Materials provided
┌──

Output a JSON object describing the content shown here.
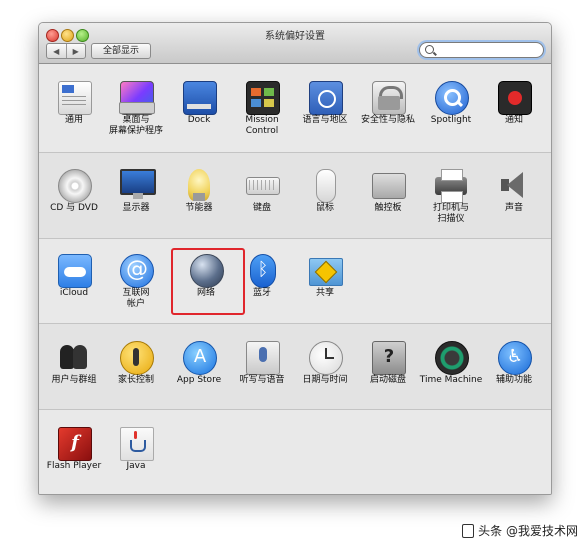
{
  "window": {
    "title": "系统偏好设置",
    "nav_back": "◀",
    "nav_forward": "▶",
    "show_all_label": "全部显示",
    "search_value": ""
  },
  "rows": [
    {
      "items": [
        {
          "id": "general",
          "label": "通用",
          "icon": "general-icon"
        },
        {
          "id": "desktop",
          "label": "桌面与\n屏幕保护程序",
          "icon": "desktop-icon"
        },
        {
          "id": "dock",
          "label": "Dock",
          "icon": "dock-icon"
        },
        {
          "id": "mission",
          "label": "Mission\nControl",
          "icon": "mission-control-icon"
        },
        {
          "id": "language",
          "label": "语言与地区",
          "icon": "flag-icon"
        },
        {
          "id": "security",
          "label": "安全性与隐私",
          "icon": "house-lock-icon"
        },
        {
          "id": "spotlight",
          "label": "Spotlight",
          "icon": "magnifier-icon"
        },
        {
          "id": "notifications",
          "label": "通知",
          "icon": "notifications-icon"
        }
      ]
    },
    {
      "items": [
        {
          "id": "cddvd",
          "label": "CD 与 DVD",
          "icon": "disc-icon"
        },
        {
          "id": "displays",
          "label": "显示器",
          "icon": "monitor-icon"
        },
        {
          "id": "energy",
          "label": "节能器",
          "icon": "lightbulb-icon"
        },
        {
          "id": "keyboard",
          "label": "键盘",
          "icon": "keyboard-icon"
        },
        {
          "id": "mouse",
          "label": "鼠标",
          "icon": "mouse-icon"
        },
        {
          "id": "trackpad",
          "label": "触控板",
          "icon": "trackpad-icon"
        },
        {
          "id": "printers",
          "label": "打印机与\n扫描仪",
          "icon": "printer-icon"
        },
        {
          "id": "sound",
          "label": "声音",
          "icon": "speaker-icon"
        }
      ]
    },
    {
      "items": [
        {
          "id": "icloud",
          "label": "iCloud",
          "icon": "cloud-icon"
        },
        {
          "id": "internet",
          "label": "互联网\n帐户",
          "icon": "at-icon"
        },
        {
          "id": "network",
          "label": "网络",
          "icon": "globe-icon"
        },
        {
          "id": "bluetooth",
          "label": "蓝牙",
          "icon": "bluetooth-icon"
        },
        {
          "id": "sharing",
          "label": "共享",
          "icon": "folder-icon"
        }
      ]
    },
    {
      "items": [
        {
          "id": "users",
          "label": "用户与群组",
          "icon": "users-icon"
        },
        {
          "id": "parental",
          "label": "家长控制",
          "icon": "parental-icon"
        },
        {
          "id": "appstore",
          "label": "App Store",
          "icon": "appstore-icon"
        },
        {
          "id": "dictation",
          "label": "听写与语音",
          "icon": "microphone-icon"
        },
        {
          "id": "datetime",
          "label": "日期与时间",
          "icon": "clock-icon"
        },
        {
          "id": "startup",
          "label": "启动磁盘",
          "icon": "disk-icon"
        },
        {
          "id": "timemachine",
          "label": "Time Machine",
          "icon": "time-machine-icon"
        },
        {
          "id": "accessibility",
          "label": "辅助功能",
          "icon": "accessibility-icon"
        }
      ]
    },
    {
      "items": [
        {
          "id": "flash",
          "label": "Flash Player",
          "icon": "flash-icon"
        },
        {
          "id": "java",
          "label": "Java",
          "icon": "java-icon"
        }
      ]
    }
  ],
  "glyphs": {
    "internet": "@",
    "bluetooth": "ᛒ",
    "appstore": "A",
    "startup": "?",
    "accessibility": "♿",
    "flash": "f"
  },
  "highlighted_item": "network",
  "highlight_color": "#e0262c",
  "watermark": "头条 @我爱技术网"
}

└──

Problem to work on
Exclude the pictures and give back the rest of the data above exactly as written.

Output below
Output a JSON object describing the content shown here.
{
  "window": {
    "title": "系统偏好设置",
    "nav_back": "◀",
    "nav_forward": "▶",
    "show_all_label": "全部显示",
    "search_value": ""
  },
  "rows": [
    {
      "items": [
        {
          "id": "general",
          "label": "通用",
          "icon": "general-icon"
        },
        {
          "id": "desktop",
          "label": "桌面与\n屏幕保护程序",
          "icon": "desktop-icon"
        },
        {
          "id": "dock",
          "label": "Dock",
          "icon": "dock-icon"
        },
        {
          "id": "mission",
          "label": "Mission\nControl",
          "icon": "mission-control-icon"
        },
        {
          "id": "language",
          "label": "语言与地区",
          "icon": "flag-icon"
        },
        {
          "id": "security",
          "label": "安全性与隐私",
          "icon": "house-lock-icon"
        },
        {
          "id": "spotlight",
          "label": "Spotlight",
          "icon": "magnifier-icon"
        },
        {
          "id": "notifications",
          "label": "通知",
          "icon": "notifications-icon"
        }
      ]
    },
    {
      "items": [
        {
          "id": "cddvd",
          "label": "CD 与 DVD",
          "icon": "disc-icon"
        },
        {
          "id": "displays",
          "label": "显示器",
          "icon": "monitor-icon"
        },
        {
          "id": "energy",
          "label": "节能器",
          "icon": "lightbulb-icon"
        },
        {
          "id": "keyboard",
          "label": "键盘",
          "icon": "keyboard-icon"
        },
        {
          "id": "mouse",
          "label": "鼠标",
          "icon": "mouse-icon"
        },
        {
          "id": "trackpad",
          "label": "触控板",
          "icon": "trackpad-icon"
        },
        {
          "id": "printers",
          "label": "打印机与\n扫描仪",
          "icon": "printer-icon"
        },
        {
          "id": "sound",
          "label": "声音",
          "icon": "speaker-icon"
        }
      ]
    },
    {
      "items": [
        {
          "id": "icloud",
          "label": "iCloud",
          "icon": "cloud-icon"
        },
        {
          "id": "internet",
          "label": "互联网\n帐户",
          "icon": "at-icon"
        },
        {
          "id": "network",
          "label": "网络",
          "icon": "globe-icon"
        },
        {
          "id": "bluetooth",
          "label": "蓝牙",
          "icon": "bluetooth-icon"
        },
        {
          "id": "sharing",
          "label": "共享",
          "icon": "folder-icon"
        }
      ]
    },
    {
      "items": [
        {
          "id": "users",
          "label": "用户与群组",
          "icon": "users-icon"
        },
        {
          "id": "parental",
          "label": "家长控制",
          "icon": "parental-icon"
        },
        {
          "id": "appstore",
          "label": "App Store",
          "icon": "appstore-icon"
        },
        {
          "id": "dictation",
          "label": "听写与语音",
          "icon": "microphone-icon"
        },
        {
          "id": "datetime",
          "label": "日期与时间",
          "icon": "clock-icon"
        },
        {
          "id": "startup",
          "label": "启动磁盘",
          "icon": "disk-icon"
        },
        {
          "id": "timemachine",
          "label": "Time Machine",
          "icon": "time-machine-icon"
        },
        {
          "id": "accessibility",
          "label": "辅助功能",
          "icon": "accessibility-icon"
        }
      ]
    },
    {
      "items": [
        {
          "id": "flash",
          "label": "Flash Player",
          "icon": "flash-icon"
        },
        {
          "id": "java",
          "label": "Java",
          "icon": "java-icon"
        }
      ]
    }
  ],
  "glyphs": {
    "internet": "@",
    "bluetooth": "ᛒ",
    "appstore": "A",
    "startup": "?",
    "accessibility": "♿",
    "flash": "f"
  },
  "highlighted_item": "network",
  "highlight_color": "#e0262c",
  "watermark": "头条 @我爱技术网"
}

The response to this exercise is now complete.